- Records for the exercise
_ _ _
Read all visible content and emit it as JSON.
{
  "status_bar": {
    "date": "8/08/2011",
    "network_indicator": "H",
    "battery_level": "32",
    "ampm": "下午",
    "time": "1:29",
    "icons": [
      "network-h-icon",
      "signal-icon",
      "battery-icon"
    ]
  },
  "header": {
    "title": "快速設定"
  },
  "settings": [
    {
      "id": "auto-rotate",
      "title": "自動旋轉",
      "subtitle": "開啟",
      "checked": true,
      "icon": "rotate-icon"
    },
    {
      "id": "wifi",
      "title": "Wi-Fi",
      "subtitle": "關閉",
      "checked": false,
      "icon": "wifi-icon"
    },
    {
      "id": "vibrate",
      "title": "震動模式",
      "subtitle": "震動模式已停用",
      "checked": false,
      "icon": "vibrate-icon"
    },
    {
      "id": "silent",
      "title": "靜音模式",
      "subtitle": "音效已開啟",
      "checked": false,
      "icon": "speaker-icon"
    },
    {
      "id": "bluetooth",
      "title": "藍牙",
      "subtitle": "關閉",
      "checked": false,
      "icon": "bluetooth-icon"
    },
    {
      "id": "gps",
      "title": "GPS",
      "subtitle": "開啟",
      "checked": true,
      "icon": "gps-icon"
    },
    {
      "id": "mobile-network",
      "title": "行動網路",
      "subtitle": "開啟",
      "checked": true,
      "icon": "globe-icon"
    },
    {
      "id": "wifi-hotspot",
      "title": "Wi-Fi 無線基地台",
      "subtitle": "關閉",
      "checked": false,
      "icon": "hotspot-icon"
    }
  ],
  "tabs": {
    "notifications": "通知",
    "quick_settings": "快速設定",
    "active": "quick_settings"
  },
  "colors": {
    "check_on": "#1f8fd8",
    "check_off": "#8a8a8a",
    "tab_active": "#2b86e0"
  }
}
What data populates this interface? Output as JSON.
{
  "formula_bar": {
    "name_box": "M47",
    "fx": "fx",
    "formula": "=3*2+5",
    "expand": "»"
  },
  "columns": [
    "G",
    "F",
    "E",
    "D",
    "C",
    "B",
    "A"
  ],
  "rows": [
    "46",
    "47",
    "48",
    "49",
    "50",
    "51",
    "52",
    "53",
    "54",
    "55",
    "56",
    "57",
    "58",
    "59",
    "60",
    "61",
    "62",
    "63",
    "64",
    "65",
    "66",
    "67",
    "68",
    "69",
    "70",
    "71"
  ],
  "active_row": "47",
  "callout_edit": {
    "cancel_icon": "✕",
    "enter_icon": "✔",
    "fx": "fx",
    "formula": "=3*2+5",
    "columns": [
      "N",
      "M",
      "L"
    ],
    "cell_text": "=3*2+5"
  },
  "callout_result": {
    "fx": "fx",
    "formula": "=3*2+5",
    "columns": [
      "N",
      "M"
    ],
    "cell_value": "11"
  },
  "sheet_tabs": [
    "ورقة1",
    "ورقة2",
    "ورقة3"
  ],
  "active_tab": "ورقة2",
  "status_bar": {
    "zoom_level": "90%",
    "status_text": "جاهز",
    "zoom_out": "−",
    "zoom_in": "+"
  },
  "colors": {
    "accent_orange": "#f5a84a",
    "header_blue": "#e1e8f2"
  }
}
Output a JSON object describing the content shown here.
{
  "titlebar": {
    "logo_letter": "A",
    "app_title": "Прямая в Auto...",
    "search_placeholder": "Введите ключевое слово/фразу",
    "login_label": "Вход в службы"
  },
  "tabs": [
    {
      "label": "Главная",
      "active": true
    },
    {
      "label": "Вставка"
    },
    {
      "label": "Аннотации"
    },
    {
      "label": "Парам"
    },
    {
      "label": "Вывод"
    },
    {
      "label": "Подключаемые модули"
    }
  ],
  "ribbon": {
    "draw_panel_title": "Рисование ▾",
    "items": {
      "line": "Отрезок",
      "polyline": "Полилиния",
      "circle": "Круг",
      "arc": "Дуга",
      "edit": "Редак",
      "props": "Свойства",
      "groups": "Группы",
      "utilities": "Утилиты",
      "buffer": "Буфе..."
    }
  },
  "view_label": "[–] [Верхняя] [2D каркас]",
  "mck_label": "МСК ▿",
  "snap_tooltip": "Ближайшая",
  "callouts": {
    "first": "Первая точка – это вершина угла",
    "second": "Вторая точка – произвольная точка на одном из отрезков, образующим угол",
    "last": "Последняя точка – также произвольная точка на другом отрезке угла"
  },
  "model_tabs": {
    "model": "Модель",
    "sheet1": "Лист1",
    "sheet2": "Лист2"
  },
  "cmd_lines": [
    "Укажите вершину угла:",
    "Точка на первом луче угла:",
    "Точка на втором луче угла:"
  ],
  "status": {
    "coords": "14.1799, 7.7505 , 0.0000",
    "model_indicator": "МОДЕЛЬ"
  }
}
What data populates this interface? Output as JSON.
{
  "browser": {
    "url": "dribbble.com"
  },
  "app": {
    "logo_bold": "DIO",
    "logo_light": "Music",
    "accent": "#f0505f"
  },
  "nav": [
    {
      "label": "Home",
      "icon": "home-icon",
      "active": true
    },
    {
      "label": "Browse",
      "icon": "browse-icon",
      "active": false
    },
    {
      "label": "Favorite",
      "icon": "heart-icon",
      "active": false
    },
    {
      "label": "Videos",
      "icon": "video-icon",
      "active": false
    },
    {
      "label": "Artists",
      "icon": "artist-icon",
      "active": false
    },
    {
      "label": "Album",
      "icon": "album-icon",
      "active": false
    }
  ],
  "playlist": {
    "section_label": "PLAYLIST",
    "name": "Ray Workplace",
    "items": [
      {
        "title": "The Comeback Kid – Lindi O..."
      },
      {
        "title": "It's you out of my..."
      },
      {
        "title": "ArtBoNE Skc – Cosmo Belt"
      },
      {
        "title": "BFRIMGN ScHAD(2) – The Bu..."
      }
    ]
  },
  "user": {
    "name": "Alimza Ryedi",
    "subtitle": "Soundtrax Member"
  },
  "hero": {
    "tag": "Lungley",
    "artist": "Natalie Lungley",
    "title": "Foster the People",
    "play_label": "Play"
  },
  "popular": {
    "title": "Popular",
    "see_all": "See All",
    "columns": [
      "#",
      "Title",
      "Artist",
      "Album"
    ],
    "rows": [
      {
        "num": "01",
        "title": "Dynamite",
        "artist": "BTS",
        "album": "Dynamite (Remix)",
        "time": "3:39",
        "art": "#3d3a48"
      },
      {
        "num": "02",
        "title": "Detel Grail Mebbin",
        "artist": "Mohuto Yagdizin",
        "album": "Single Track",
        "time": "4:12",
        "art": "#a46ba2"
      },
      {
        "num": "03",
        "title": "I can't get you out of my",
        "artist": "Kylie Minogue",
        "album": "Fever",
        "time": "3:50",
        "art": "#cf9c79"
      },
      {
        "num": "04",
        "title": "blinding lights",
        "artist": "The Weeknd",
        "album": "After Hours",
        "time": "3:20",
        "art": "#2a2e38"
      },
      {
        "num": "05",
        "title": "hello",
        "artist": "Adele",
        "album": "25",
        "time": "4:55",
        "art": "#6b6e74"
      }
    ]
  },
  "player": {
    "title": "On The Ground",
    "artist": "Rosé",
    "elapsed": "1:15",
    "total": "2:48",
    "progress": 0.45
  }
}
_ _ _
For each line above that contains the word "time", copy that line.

    "time": "1:29",
        "time": "3:39",
        "time": "4:12",
        "time": "3:50",
        "time": "3:20",
        "time": "4:55",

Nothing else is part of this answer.